Extracted information Start Marker

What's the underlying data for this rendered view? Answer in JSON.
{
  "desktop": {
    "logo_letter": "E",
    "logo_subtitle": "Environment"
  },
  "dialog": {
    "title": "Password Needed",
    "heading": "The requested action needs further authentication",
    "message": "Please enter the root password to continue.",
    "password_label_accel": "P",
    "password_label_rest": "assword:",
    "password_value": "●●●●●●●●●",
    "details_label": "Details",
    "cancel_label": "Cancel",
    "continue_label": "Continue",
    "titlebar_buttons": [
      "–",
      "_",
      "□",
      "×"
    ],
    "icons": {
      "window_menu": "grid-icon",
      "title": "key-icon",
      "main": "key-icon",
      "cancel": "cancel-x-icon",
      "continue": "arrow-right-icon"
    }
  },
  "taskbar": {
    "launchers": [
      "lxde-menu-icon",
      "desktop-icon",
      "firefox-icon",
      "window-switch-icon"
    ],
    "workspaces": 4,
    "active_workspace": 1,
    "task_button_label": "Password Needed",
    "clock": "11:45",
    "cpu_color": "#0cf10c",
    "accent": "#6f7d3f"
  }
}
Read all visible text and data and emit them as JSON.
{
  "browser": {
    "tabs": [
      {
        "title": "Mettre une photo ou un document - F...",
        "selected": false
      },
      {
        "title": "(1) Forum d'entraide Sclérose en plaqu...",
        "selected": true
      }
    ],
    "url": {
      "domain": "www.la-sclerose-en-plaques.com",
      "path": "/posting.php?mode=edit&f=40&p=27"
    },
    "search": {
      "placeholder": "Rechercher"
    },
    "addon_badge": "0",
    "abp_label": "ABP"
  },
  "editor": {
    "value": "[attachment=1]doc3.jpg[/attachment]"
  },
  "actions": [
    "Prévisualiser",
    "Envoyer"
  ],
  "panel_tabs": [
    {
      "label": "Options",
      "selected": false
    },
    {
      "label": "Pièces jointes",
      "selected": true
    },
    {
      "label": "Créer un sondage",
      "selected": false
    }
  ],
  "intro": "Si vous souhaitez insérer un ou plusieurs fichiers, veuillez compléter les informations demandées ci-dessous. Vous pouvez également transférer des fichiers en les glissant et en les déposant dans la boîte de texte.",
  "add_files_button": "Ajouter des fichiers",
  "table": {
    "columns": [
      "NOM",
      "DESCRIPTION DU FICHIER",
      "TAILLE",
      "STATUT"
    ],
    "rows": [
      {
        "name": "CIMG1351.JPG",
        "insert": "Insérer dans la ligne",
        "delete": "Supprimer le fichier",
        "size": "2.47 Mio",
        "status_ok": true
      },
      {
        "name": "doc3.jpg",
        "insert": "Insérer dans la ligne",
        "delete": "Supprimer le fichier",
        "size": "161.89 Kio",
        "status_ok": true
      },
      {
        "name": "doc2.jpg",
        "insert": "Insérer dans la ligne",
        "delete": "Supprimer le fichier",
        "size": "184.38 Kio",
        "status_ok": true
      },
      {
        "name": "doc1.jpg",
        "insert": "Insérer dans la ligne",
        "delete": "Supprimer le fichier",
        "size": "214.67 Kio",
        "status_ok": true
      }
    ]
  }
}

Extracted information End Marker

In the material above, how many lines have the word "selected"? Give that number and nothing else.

5